### [Your instructions]
Only one thing is required: the number of lines in the entries below that contain "woman".

Interface dataset entries:
# # #

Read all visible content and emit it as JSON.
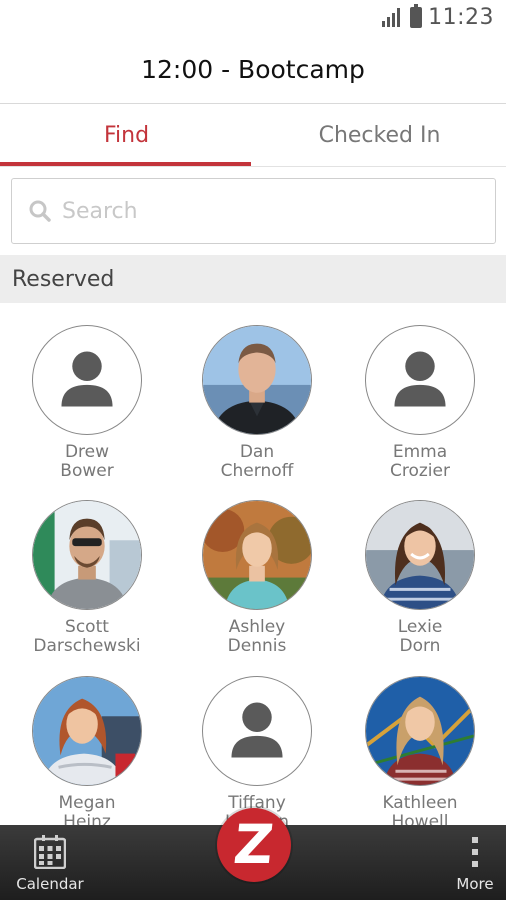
{
  "status_bar": {
    "time": "11:23"
  },
  "header": {
    "title": "12:00 - Bootcamp"
  },
  "tabs": [
    {
      "label": "Find",
      "active": true
    },
    {
      "label": "Checked In",
      "active": false
    }
  ],
  "search": {
    "placeholder": "Search",
    "value": ""
  },
  "section": {
    "title": "Reserved"
  },
  "members": [
    {
      "first": "Drew",
      "last": "Bower",
      "photo": "default"
    },
    {
      "first": "Dan",
      "last": "Chernoff",
      "photo": "man-dark-shirt"
    },
    {
      "first": "Emma",
      "last": "Crozier",
      "photo": "default"
    },
    {
      "first": "Scott",
      "last": "Darschewski",
      "photo": "man-sunglasses"
    },
    {
      "first": "Ashley",
      "last": "Dennis",
      "photo": "woman-autumn"
    },
    {
      "first": "Lexie",
      "last": "Dorn",
      "photo": "woman-plaid"
    },
    {
      "first": "Megan",
      "last": "Heinz",
      "photo": "woman-white-jacket"
    },
    {
      "first": "Tiffany",
      "last": "Hansen",
      "photo": "default"
    },
    {
      "first": "Kathleen",
      "last": "Howell",
      "photo": "woman-playground"
    }
  ],
  "bottom_nav": {
    "calendar_label": "Calendar",
    "more_label": "More",
    "center_letter": "Z"
  },
  "colors": {
    "accent": "#c3343b",
    "brand": "#c8282f",
    "nav_bg": "#2b2b2b"
  }
}
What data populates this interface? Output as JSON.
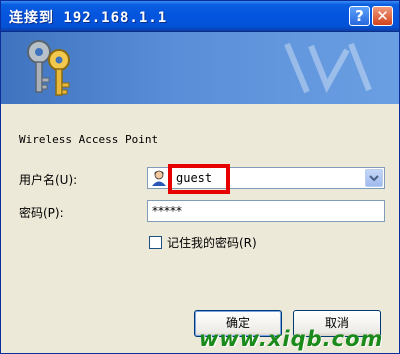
{
  "window": {
    "title": "连接到 192.168.1.1"
  },
  "titlebar_buttons": {
    "help": "?",
    "close": "✕"
  },
  "dialog": {
    "site_text": "Wireless Access Point",
    "username": {
      "label": "用户名(U):",
      "value": "guest"
    },
    "password": {
      "label": "密码(P):",
      "value": "*****"
    },
    "remember": {
      "label": "记住我的密码(R)",
      "checked": false
    }
  },
  "buttons": {
    "ok": "确定",
    "cancel": "取消"
  },
  "watermark": "www.xiqb.com",
  "colors": {
    "title_bar": "#0454de",
    "highlight": "#e60000",
    "watermark": "#1a8a1a"
  }
}
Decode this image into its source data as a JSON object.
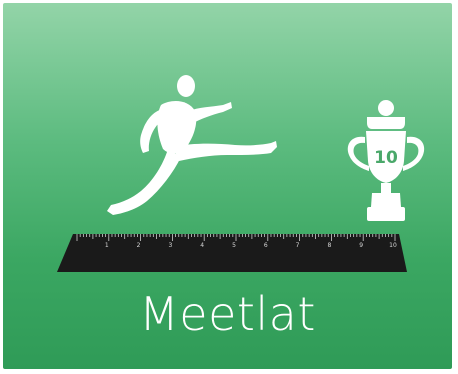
{
  "app": {
    "title": "Meetlat"
  },
  "trophy": {
    "number": "10"
  },
  "ruler": {
    "numbers": [
      "1",
      "2",
      "3",
      "4",
      "5",
      "6",
      "7",
      "8",
      "9",
      "10"
    ]
  },
  "colors": {
    "background_top": "#93d4a8",
    "background_bottom": "#2f9b57",
    "figure": "#ffffff",
    "ruler": "#1a1a1a"
  },
  "icons": [
    "long-jumper-figure-icon",
    "trophy-icon",
    "ruler-icon"
  ]
}
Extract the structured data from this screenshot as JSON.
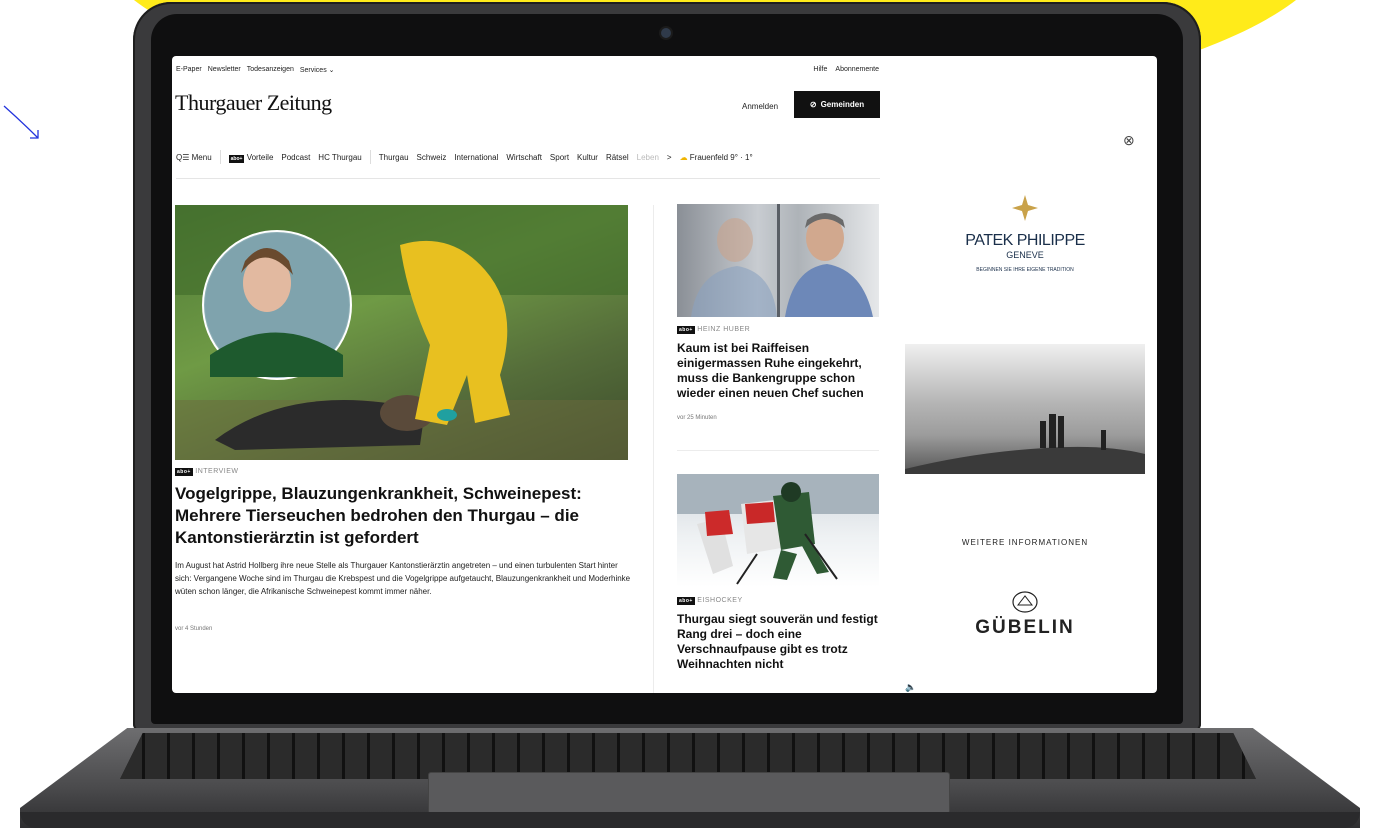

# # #

### [Result]
4